The reply should hold every line of the data, unchanged and complete.

Data about app and page elements:
/---
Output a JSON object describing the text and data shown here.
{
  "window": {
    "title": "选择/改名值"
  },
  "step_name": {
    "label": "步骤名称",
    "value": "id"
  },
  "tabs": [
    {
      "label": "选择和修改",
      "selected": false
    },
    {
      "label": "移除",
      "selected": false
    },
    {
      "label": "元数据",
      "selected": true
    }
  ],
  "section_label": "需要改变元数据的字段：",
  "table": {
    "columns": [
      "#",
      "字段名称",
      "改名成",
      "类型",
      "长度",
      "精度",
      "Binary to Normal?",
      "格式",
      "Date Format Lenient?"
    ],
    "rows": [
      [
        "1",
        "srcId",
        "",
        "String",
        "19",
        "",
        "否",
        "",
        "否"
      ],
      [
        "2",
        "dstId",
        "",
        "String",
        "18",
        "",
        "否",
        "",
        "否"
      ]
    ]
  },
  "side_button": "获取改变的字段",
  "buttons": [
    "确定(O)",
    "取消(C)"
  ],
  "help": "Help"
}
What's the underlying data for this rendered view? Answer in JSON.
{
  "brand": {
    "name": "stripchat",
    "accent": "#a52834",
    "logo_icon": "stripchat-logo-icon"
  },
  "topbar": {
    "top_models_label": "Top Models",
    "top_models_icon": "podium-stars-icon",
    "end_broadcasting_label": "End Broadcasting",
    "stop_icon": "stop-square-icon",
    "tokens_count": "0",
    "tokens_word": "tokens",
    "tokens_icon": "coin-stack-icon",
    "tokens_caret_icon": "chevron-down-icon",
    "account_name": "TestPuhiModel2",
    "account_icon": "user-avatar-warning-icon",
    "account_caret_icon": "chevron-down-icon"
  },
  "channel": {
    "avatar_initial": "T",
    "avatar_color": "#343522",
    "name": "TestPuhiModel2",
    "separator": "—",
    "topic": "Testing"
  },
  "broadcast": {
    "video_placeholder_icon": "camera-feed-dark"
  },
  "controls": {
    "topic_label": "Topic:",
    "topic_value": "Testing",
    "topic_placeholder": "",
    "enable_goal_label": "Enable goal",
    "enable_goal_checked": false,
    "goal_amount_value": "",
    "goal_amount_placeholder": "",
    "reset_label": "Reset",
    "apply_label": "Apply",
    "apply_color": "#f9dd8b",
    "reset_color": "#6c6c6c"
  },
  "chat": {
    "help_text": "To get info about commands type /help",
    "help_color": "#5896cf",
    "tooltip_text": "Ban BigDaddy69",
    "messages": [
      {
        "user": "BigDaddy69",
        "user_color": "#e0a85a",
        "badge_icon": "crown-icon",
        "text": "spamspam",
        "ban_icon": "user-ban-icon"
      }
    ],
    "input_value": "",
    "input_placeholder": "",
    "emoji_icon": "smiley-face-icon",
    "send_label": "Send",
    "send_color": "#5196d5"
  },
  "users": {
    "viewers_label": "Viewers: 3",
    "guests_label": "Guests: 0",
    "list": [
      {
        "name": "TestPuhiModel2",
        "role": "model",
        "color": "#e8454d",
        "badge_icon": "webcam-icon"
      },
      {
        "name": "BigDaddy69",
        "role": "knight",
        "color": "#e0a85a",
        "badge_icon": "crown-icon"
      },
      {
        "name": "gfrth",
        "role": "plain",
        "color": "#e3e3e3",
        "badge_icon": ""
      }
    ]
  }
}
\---
**ANSWER BOX:**
Output a JSON object describing the text and data shown here.
{
  "window": {
    "title": "选择/改名值"
  },
  "step_name": {
    "label": "步骤名称",
    "value": "id"
  },
  "tabs": [
    {
      "label": "选择和修改",
      "selected": false
    },
    {
      "label": "移除",
      "selected": false
    },
    {
      "label": "元数据",
      "selected": true
    }
  ],
  "section_label": "需要改变元数据的字段：",
  "table": {
    "columns": [
      "#",
      "字段名称",
      "改名成",
      "类型",
      "长度",
      "精度",
      "Binary to Normal?",
      "格式",
      "Date Format Lenient?"
    ],
    "rows": [
      [
        "1",
        "srcId",
        "",
        "String",
        "19",
        "",
        "否",
        "",
        "否"
      ],
      [
        "2",
        "dstId",
        "",
        "String",
        "18",
        "",
        "否",
        "",
        "否"
      ]
    ]
  },
  "side_button": "获取改变的字段",
  "buttons": [
    "确定(O)",
    "取消(C)"
  ],
  "help": "Help"
}
What's the underlying data for this rendered view? Answer in JSON.
{
  "brand": {
    "name": "stripchat",
    "accent": "#a52834",
    "logo_icon": "stripchat-logo-icon"
  },
  "topbar": {
    "top_models_label": "Top Models",
    "top_models_icon": "podium-stars-icon",
    "end_broadcasting_label": "End Broadcasting",
    "stop_icon": "stop-square-icon",
    "tokens_count": "0",
    "tokens_word": "tokens",
    "tokens_icon": "coin-stack-icon",
    "tokens_caret_icon": "chevron-down-icon",
    "account_name": "TestPuhiModel2",
    "account_icon": "user-avatar-warning-icon",
    "account_caret_icon": "chevron-down-icon"
  },
  "channel": {
    "avatar_initial": "T",
    "avatar_color": "#343522",
    "name": "TestPuhiModel2",
    "separator": "—",
    "topic": "Testing"
  },
  "broadcast": {
    "video_placeholder_icon": "camera-feed-dark"
  },
  "controls": {
    "topic_label": "Topic:",
    "topic_value": "Testing",
    "topic_placeholder": "",
    "enable_goal_label": "Enable goal",
    "enable_goal_checked": false,
    "goal_amount_value": "",
    "goal_amount_placeholder": "",
    "reset_label": "Reset",
    "apply_label": "Apply",
    "apply_color": "#f9dd8b",
    "reset_color": "#6c6c6c"
  },
  "chat": {
    "help_text": "To get info about commands type /help",
    "help_color": "#5896cf",
    "tooltip_text": "Ban BigDaddy69",
    "messages": [
      {
        "user": "BigDaddy69",
        "user_color": "#e0a85a",
        "badge_icon": "crown-icon",
        "text": "spamspam",
        "ban_icon": "user-ban-icon"
      }
    ],
    "input_value": "",
    "input_placeholder": "",
    "emoji_icon": "smiley-face-icon",
    "send_label": "Send",
    "send_color": "#5196d5"
  },
  "users": {
    "viewers_label": "Viewers: 3",
    "guests_label": "Guests: 0",
    "list": [
      {
        "name": "TestPuhiModel2",
        "role": "model",
        "color": "#e8454d",
        "badge_icon": "webcam-icon"
      },
      {
        "name": "BigDaddy69",
        "role": "knight",
        "color": "#e0a85a",
        "badge_icon": "crown-icon"
      },
      {
        "name": "gfrth",
        "role": "plain",
        "color": "#e3e3e3",
        "badge_icon": ""
      }
    ]
  }
}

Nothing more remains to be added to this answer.